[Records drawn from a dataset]
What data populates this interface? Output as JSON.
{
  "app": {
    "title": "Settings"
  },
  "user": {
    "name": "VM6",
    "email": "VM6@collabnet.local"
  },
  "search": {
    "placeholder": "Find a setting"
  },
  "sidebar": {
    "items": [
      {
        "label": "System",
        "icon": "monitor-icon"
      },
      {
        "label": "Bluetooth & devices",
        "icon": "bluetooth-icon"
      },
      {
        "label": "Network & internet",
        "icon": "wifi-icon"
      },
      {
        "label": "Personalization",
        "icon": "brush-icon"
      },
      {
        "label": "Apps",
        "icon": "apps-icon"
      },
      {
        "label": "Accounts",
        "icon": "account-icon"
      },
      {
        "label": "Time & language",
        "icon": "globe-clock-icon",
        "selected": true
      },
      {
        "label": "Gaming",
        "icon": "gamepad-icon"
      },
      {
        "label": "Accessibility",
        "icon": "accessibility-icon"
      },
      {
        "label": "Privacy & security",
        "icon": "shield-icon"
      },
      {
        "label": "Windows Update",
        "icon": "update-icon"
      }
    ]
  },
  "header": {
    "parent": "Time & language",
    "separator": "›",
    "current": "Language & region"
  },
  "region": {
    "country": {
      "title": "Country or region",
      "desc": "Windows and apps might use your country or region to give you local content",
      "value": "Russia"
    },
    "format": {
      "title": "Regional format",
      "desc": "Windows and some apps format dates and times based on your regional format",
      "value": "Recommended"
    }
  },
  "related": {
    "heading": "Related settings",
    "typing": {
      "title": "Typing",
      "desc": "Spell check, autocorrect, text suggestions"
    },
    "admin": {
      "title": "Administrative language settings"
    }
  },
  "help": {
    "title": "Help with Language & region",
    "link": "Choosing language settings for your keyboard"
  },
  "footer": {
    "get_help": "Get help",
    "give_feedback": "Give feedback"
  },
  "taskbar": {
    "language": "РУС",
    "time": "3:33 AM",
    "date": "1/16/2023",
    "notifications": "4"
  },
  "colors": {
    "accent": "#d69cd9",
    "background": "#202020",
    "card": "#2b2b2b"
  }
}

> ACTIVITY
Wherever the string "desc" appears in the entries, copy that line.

> RESPONSE TO THIS EXERCISE
      "desc": "Windows and apps might use your country or region to give you local content",
      "desc": "Windows and some apps format dates and times based on your regional format",
      "desc": "Spell check, autocorrect, text suggestions"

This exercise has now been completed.